Then in June this year, Honma made her second Sado Channel crossing on a relay. This time, she and Hiroko Kasahara, Noriko Kimura, Kumiko Koizumi, Maki Sakamoto, Daisuke Tanaka, Mayumi Doi, Rei Yamazaki, and Masayuki Moriya completed a crossing in 13 hours 40 minutes.

Finally, she was ready mentally and physically to attempt a solo crossing.

Last month on July 22nd, Honma finally realized her dream and completed a solo wetsuit crossing of the Tsugaru Channel in 13 hours 26 minutes.

Copyright © 2016 by World Open Water Swimming Association

Wednesday, September 7, 2016

Terrific Toshio Tominaga Tackles Tsugaru

Courtesy of WOWSA, Huntington Beach, California.

In his younger days, Toshio Tominaga (富永俊夫 in Japanese) played water polo and swam in school. He was competitive, but then he began his professional career at a Japanese electronics corporation.

As the intervening decades passed, Tominaga stayed in good shape, but he had to dramatically reduce the number of hours that he trained in a pool.

But after retirement at the age of 62, Tominaga took to the oceans surrounding Japan and started to make up for lost time.

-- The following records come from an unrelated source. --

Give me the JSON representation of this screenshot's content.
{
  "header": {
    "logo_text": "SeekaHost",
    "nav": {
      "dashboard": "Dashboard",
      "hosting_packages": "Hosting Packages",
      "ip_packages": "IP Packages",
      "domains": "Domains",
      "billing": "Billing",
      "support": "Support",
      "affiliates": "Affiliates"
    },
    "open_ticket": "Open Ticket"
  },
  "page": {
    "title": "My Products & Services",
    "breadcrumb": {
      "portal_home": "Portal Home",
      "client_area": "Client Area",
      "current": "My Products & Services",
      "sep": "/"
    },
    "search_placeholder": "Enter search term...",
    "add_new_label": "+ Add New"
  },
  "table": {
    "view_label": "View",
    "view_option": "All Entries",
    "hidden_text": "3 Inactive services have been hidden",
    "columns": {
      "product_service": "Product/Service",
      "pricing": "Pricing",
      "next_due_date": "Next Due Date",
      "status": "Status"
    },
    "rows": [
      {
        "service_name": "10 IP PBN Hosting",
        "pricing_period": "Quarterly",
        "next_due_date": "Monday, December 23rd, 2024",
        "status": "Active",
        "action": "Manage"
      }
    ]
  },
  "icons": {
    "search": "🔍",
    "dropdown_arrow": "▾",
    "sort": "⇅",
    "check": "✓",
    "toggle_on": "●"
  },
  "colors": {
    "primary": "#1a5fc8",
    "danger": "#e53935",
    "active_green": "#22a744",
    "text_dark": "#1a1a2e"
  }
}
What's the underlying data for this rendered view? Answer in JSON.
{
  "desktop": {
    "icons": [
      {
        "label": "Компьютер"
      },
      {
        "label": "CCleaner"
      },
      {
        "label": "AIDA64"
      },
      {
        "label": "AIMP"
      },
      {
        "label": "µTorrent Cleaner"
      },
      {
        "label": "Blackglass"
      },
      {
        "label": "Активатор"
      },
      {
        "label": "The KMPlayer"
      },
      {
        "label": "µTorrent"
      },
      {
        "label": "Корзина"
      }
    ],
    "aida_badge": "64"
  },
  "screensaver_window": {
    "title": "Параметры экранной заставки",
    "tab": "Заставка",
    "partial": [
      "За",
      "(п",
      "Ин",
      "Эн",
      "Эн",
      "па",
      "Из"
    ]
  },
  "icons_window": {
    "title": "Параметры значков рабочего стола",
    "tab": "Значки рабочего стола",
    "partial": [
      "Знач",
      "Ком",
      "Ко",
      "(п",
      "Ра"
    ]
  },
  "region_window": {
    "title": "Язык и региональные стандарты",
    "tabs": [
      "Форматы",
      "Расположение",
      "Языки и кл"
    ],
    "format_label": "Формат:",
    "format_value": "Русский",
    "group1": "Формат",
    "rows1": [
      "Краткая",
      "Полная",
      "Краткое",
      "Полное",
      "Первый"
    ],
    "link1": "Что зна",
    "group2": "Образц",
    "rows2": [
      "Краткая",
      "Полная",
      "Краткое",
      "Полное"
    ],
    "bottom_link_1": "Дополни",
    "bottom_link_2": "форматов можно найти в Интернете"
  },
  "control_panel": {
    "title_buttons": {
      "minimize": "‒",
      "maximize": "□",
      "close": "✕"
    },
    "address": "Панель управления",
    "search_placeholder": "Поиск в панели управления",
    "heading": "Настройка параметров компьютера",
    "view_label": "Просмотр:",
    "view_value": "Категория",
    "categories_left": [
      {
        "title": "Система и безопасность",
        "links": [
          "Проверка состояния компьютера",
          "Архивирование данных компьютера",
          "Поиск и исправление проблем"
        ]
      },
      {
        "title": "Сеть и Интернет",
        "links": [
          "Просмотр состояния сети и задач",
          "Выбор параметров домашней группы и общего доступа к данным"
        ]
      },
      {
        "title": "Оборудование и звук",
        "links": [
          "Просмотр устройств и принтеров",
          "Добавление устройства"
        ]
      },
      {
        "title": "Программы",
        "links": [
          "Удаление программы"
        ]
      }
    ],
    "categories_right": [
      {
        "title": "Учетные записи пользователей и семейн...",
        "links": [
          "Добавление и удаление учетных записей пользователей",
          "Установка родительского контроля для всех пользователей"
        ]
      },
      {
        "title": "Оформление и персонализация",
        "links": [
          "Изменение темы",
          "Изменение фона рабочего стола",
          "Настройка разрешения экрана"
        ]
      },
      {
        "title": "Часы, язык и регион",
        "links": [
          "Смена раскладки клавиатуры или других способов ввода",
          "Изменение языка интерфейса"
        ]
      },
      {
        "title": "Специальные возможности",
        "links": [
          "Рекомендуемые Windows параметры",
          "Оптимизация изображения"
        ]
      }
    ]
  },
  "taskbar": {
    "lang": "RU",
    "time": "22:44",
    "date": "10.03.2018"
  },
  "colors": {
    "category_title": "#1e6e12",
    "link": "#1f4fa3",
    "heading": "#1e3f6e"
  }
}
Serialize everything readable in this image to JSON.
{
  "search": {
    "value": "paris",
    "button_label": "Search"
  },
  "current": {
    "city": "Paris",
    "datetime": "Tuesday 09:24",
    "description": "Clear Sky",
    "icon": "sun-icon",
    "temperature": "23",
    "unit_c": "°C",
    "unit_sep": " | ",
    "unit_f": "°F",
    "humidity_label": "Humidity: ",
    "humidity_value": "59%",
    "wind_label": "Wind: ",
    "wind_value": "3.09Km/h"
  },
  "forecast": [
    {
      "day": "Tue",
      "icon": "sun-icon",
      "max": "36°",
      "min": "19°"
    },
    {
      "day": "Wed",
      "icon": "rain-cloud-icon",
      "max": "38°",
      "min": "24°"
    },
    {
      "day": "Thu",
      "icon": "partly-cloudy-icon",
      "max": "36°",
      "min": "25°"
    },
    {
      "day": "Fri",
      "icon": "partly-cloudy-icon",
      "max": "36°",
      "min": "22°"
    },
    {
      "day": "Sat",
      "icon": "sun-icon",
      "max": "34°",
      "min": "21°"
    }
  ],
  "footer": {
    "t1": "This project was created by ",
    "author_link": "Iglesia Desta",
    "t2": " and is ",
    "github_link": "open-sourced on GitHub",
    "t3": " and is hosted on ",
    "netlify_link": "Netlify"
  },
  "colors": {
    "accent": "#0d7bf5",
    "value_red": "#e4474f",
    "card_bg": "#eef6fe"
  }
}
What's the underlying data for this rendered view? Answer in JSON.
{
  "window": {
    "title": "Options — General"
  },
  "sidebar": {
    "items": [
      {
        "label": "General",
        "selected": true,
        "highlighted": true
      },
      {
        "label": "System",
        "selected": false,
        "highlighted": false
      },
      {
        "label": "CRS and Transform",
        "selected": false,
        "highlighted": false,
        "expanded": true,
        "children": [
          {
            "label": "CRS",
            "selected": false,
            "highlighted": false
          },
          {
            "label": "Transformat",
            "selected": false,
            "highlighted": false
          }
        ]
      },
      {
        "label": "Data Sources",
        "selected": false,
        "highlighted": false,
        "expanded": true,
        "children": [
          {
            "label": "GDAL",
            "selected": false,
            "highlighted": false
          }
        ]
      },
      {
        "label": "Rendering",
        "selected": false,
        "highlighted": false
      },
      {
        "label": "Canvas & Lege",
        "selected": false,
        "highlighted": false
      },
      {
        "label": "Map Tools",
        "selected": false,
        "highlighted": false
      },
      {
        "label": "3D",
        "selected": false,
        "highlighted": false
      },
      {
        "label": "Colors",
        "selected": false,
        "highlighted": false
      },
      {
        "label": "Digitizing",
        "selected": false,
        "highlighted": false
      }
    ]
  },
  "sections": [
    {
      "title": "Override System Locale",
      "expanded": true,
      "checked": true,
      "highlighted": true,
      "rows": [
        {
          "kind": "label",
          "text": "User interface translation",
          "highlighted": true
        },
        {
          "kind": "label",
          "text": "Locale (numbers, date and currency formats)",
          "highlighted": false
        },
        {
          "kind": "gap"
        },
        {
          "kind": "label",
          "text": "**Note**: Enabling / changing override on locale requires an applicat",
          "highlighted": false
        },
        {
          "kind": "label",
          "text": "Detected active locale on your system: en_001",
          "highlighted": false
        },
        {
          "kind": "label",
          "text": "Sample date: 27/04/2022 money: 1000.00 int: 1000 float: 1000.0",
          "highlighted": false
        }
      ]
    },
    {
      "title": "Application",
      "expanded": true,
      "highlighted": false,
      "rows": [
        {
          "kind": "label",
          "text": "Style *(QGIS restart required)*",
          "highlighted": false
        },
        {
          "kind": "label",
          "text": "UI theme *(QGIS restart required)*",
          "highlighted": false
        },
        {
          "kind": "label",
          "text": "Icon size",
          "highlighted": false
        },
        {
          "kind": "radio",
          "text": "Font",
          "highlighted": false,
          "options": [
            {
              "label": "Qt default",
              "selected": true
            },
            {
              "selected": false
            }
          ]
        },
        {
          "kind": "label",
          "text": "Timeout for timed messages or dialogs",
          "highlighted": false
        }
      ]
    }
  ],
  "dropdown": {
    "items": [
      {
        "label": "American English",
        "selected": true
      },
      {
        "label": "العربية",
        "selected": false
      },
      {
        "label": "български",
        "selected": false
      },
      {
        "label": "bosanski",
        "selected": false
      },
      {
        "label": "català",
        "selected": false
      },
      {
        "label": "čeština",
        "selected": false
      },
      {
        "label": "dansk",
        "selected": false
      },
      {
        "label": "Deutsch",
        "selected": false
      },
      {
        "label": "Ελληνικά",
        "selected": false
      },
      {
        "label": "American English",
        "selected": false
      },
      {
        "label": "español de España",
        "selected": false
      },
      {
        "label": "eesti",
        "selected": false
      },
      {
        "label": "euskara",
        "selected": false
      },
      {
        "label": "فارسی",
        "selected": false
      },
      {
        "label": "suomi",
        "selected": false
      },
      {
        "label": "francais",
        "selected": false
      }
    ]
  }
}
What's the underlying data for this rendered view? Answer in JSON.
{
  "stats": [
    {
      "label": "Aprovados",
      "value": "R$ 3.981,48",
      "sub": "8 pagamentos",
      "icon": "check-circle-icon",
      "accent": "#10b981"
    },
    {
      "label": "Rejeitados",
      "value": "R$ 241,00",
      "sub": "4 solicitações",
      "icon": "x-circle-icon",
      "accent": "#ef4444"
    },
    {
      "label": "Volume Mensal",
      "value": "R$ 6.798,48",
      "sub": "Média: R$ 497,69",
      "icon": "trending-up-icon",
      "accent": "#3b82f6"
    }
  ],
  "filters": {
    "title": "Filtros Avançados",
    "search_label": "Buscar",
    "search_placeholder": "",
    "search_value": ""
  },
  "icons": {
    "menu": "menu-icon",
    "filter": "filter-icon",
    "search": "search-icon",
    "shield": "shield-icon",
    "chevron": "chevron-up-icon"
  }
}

For years, he did numerous ocean swims from Okinawa in southern Japan and occasionally traveled overseas to swim in the Bosphorus Strait in Turkey (2009) and the English Channel crossing (2013). But the most difficult ocean swim in Japan, the Tsugaru Channel, was in his sights. He trained and trained and got himself physically and mentally prepared. He studied the logistics and different strategies of crossing the technically difficult channel.

Today in Japan, the 73-year-old retiree finally achieved his dream swim.

"Tominaga-san had marvelous conditions as he started from Gongenzaki Cape on Aomori Prefecture [shown on left] on the main Japanese island of Honshu," explained Steven Munatones. "With Captain Mizushima at the helm, he started much later than other Tsugaru Channel swimmers, entering the water after 7 am."

Then he started to head north towards Hokkaido with a slight bearing just west of his goal. On his main escort boat, Captain Mizushima continued to adjust his course based on the strength of the currents and wind.

On his secondary boat to his left, his 67-year-old wife Yukiko cheered him on.

"Imagine looking at the palm of your hand with your thumb outstretched. The ideal start is at the tip of your thumb and you are heading for the tip of your forefinger," explained Munatones who crossed in both directions in 1990. "Due to the tidal flows caused by the difference in water levels between the Sea of Japan and the Pacific Ocean, the Tsugaru Current is swift and always pushes swimmers eastward. Plus, channel swimmers nearly always have to deal with giant swirling eddies that are caused by the topography and shoreline of Hokkaido as they approach their goal."

But Tominaga was lucky.

He was able to swim on nearly a straight shot between his start on Gongenzaki Cape to the town of Fukushima on the southernmost part of Hokkaido, taking only 9 hours 58 minutes to cross.

"His time was the seventh fastest in history. He kept up his stroke and maintained a great pace throughout his crossing. Without a doubt, it was a remarkable swim for anyone, but is especially great to see a swimmer his age take on this challenge. His time reflected his preparations, his navigational strategy, and the generous conditions offered by Mother Nature."

Photos courtesy of Masayuki Moriya of Ocean Navi.

Copyright © 2016 by World Open Water Swimming Association